***** Input for this task
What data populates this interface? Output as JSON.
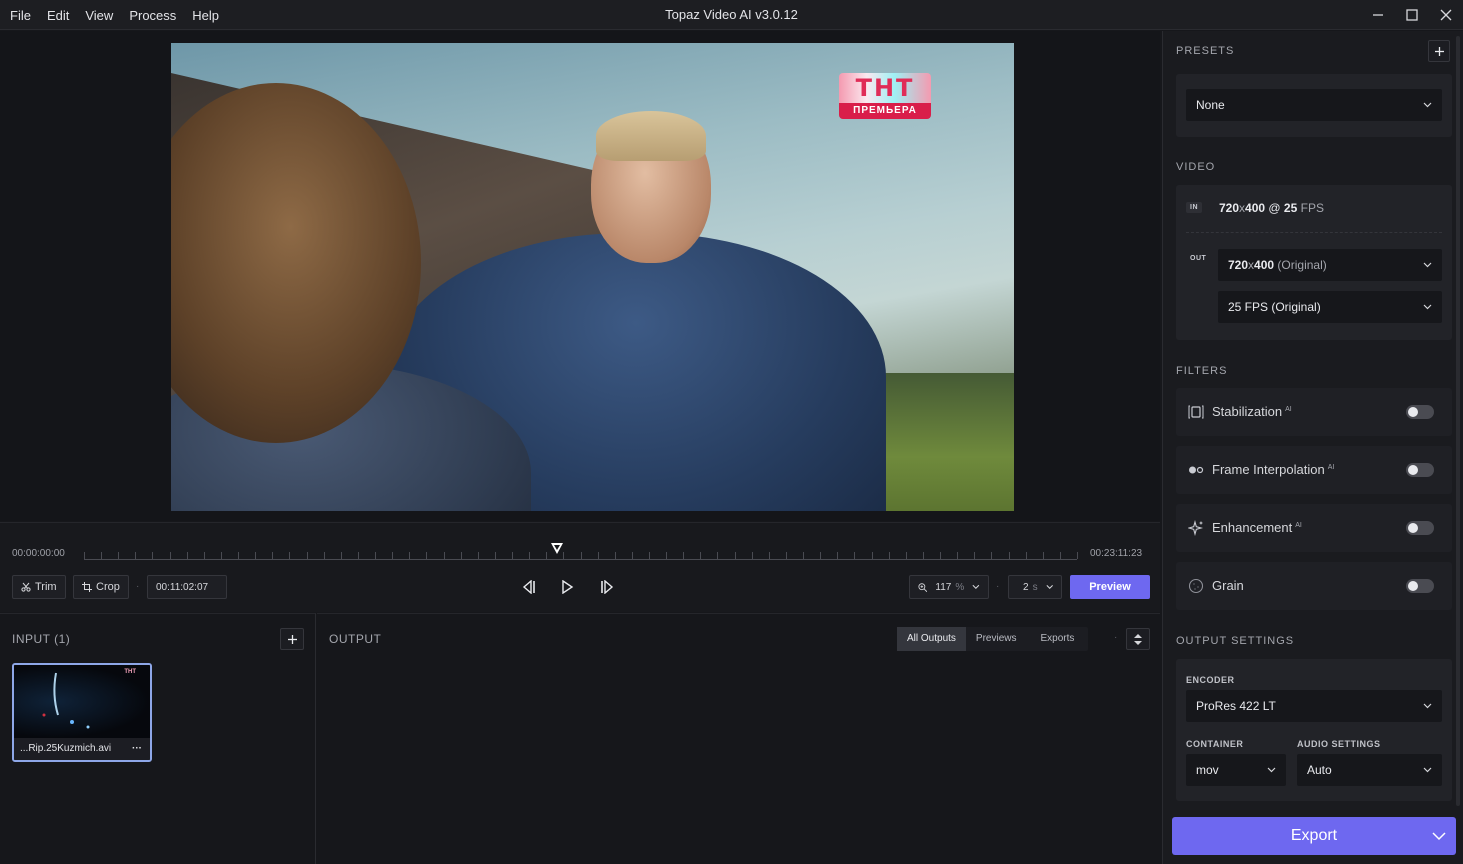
{
  "app": {
    "title": "Topaz Video AI  v3.0.12"
  },
  "menu": [
    "File",
    "Edit",
    "View",
    "Process",
    "Help"
  ],
  "viewer": {
    "logo_top": "ТНТ",
    "logo_bottom": "ПРЕМЬЕРА"
  },
  "timeline": {
    "start": "00:00:00:00",
    "end": "00:23:11:23",
    "trim_label": "Trim",
    "crop_label": "Crop",
    "current_time": "00:11:02:07",
    "zoom": "117",
    "zoom_unit": "%",
    "preview_duration": "2",
    "preview_duration_unit": "s",
    "preview_label": "Preview",
    "playhead_fraction": 0.476
  },
  "input": {
    "title": "INPUT (1)",
    "file_name": "...Rip.25Kuzmich.avi",
    "file_menu": "···",
    "thumb_logo": "ТНТ"
  },
  "output": {
    "title": "OUTPUT",
    "tabs": [
      "All Outputs",
      "Previews",
      "Exports"
    ],
    "active_tab": "All Outputs"
  },
  "sidebar": {
    "presets": {
      "title": "PRESETS",
      "value": "None"
    },
    "video": {
      "title": "VIDEO",
      "in_label": "IN",
      "in_res": "720",
      "in_x": "x",
      "in_res_h": "400",
      "in_at": " @ ",
      "in_fps": "25",
      "in_fps_unit": " FPS",
      "out_label": "OUT",
      "out_res": "720",
      "out_x": "x",
      "out_res_h": "400",
      "out_res_note": " (Original)",
      "out_fps": "25 FPS (Original)"
    },
    "filters": {
      "title": "FILTERS",
      "items": [
        {
          "label": "Stabilization",
          "ai": "AI",
          "enabled": false
        },
        {
          "label": "Frame Interpolation",
          "ai": "AI",
          "enabled": false
        },
        {
          "label": "Enhancement",
          "ai": "AI",
          "enabled": false
        },
        {
          "label": "Grain",
          "ai": "",
          "enabled": false
        }
      ]
    },
    "output_settings": {
      "title": "OUTPUT SETTINGS",
      "encoder_label": "ENCODER",
      "encoder": "ProRes 422 LT",
      "container_label": "CONTAINER",
      "container": "mov",
      "audio_label": "AUDIO SETTINGS",
      "audio": "Auto"
    },
    "export_label": "Export"
  },
  "colors": {
    "accent": "#6e68f0",
    "selection": "#8ea7e8"
  }
}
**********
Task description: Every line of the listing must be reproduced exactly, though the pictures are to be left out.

Task output:
What data populates this interface? Output as JSON.
{
  "app": {
    "title": "Topaz Video AI  v3.0.12"
  },
  "menu": [
    "File",
    "Edit",
    "View",
    "Process",
    "Help"
  ],
  "viewer": {
    "logo_top": "ТНТ",
    "logo_bottom": "ПРЕМЬЕРА"
  },
  "timeline": {
    "start": "00:00:00:00",
    "end": "00:23:11:23",
    "trim_label": "Trim",
    "crop_label": "Crop",
    "current_time": "00:11:02:07",
    "zoom": "117",
    "zoom_unit": "%",
    "preview_duration": "2",
    "preview_duration_unit": "s",
    "preview_label": "Preview",
    "playhead_fraction": 0.476
  },
  "input": {
    "title": "INPUT (1)",
    "file_name": "...Rip.25Kuzmich.avi",
    "file_menu": "···",
    "thumb_logo": "ТНТ"
  },
  "output": {
    "title": "OUTPUT",
    "tabs": [
      "All Outputs",
      "Previews",
      "Exports"
    ],
    "active_tab": "All Outputs"
  },
  "sidebar": {
    "presets": {
      "title": "PRESETS",
      "value": "None"
    },
    "video": {
      "title": "VIDEO",
      "in_label": "IN",
      "in_res": "720",
      "in_x": "x",
      "in_res_h": "400",
      "in_at": " @ ",
      "in_fps": "25",
      "in_fps_unit": " FPS",
      "out_label": "OUT",
      "out_res": "720",
      "out_x": "x",
      "out_res_h": "400",
      "out_res_note": " (Original)",
      "out_fps": "25 FPS (Original)"
    },
    "filters": {
      "title": "FILTERS",
      "items": [
        {
          "label": "Stabilization",
          "ai": "AI",
          "enabled": false
        },
        {
          "label": "Frame Interpolation",
          "ai": "AI",
          "enabled": false
        },
        {
          "label": "Enhancement",
          "ai": "AI",
          "enabled": false
        },
        {
          "label": "Grain",
          "ai": "",
          "enabled": false
        }
      ]
    },
    "output_settings": {
      "title": "OUTPUT SETTINGS",
      "encoder_label": "ENCODER",
      "encoder": "ProRes 422 LT",
      "container_label": "CONTAINER",
      "container": "mov",
      "audio_label": "AUDIO SETTINGS",
      "audio": "Auto"
    },
    "export_label": "Export"
  },
  "colors": {
    "accent": "#6e68f0",
    "selection": "#8ea7e8"
  }
}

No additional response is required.